Share this article on your social media

Rivers Wash Over Me

Until I read Movie Dearest's resident film critic, Chris Carpenter's interview with director, John G. Young, about his new movie, Rivers Wash Over Me, I had never heard of the film. Now, I'm very intrigued and will try to catch it either in a theatre or on DVD. Below is an excerpt:

Chris Carpenter writes:
Of the many good-to-excellent movies that were shown at Los Angeles' GLBT film festival Outfest this past July, Rivers Wash Over Me remains a standout in my mind. Both lyrical and harrowing, it focuses on the travails of a contemporary black teenager named Sequan as he adjusts to life in a new town and school in rural Alabama following the death of his mother. I had the opportunity to chat with [the film's director John G. Young] Young about his latest production. We also discussed the film’s messages for GLBT students and the writer-director’s own experience growing up as a gay teen.

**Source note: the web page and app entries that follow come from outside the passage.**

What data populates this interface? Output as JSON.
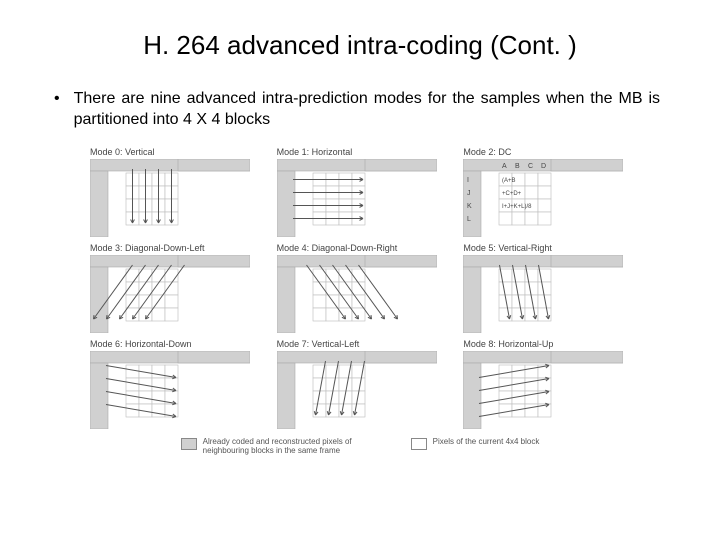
{
  "title": "H. 264 advanced intra-coding (Cont. )",
  "bullet": "There are nine advanced intra-prediction modes for the samples when the MB is partitioned into 4 X 4 blocks",
  "modes": [
    {
      "label": "Mode 0: Vertical",
      "type": "vertical"
    },
    {
      "label": "Mode 1: Horizontal",
      "type": "horizontal"
    },
    {
      "label": "Mode 2: DC",
      "type": "dc"
    },
    {
      "label": "Mode 3: Diagonal-Down-Left",
      "type": "ddl"
    },
    {
      "label": "Mode 4: Diagonal-Down-Right",
      "type": "ddr"
    },
    {
      "label": "Mode 5: Vertical-Right",
      "type": "vr"
    },
    {
      "label": "Mode 6: Horizontal-Down",
      "type": "hd"
    },
    {
      "label": "Mode 7: Vertical-Left",
      "type": "vl"
    },
    {
      "label": "Mode 8: Horizontal-Up",
      "type": "hu"
    }
  ],
  "dc_labels": {
    "top": [
      "A",
      "B",
      "C",
      "D"
    ],
    "left": [
      "I",
      "J",
      "K",
      "L"
    ],
    "rows": [
      "(A+B",
      "+C+D+",
      "I+J+K+L)/8",
      ""
    ]
  },
  "legend": {
    "coded": "Already coded and reconstructed pixels of neighbouring blocks in the same frame",
    "current": "Pixels of the current 4x4 block"
  }
}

CC: With Rivers Wash Over Me, what were you trying to say from a gay/GLBT perspective?

JGY: It’s an interesting question, because I don’t specifically try to say something or have an agenda. I’m drawn to characters. The one thing I was interested in is that gay young people, because they have to address who they are in the world in a different way, can gain a kind of maturity their peers don’t necessarily have. It’s an act of standing up for oneself and saying, “This is what I am,” which is very powerful.

CC: What inspired this particular story?

JGY: A little over ten years ago, I spent some time in a small southern town. What struck me then was how modern the town was — it had a black mayor and sheriff — and yet how segregated it still remained. As with my other films, I often begin my story with a place and asking “What would happen here if …?” In this case, it was what would happen if a smart, gay, black kid from New York had to go live with his dysfunctional relatives in this town? Then I thought, what if the one person who reaches out to him is the privileged, messed up, drug addicted, white girlfriend of the town’s drug dealer? My hope was that in their tentative connection they would start to heal one another — a theme in all my work.

Read more about the film and the full interview here.

Share this article on your social media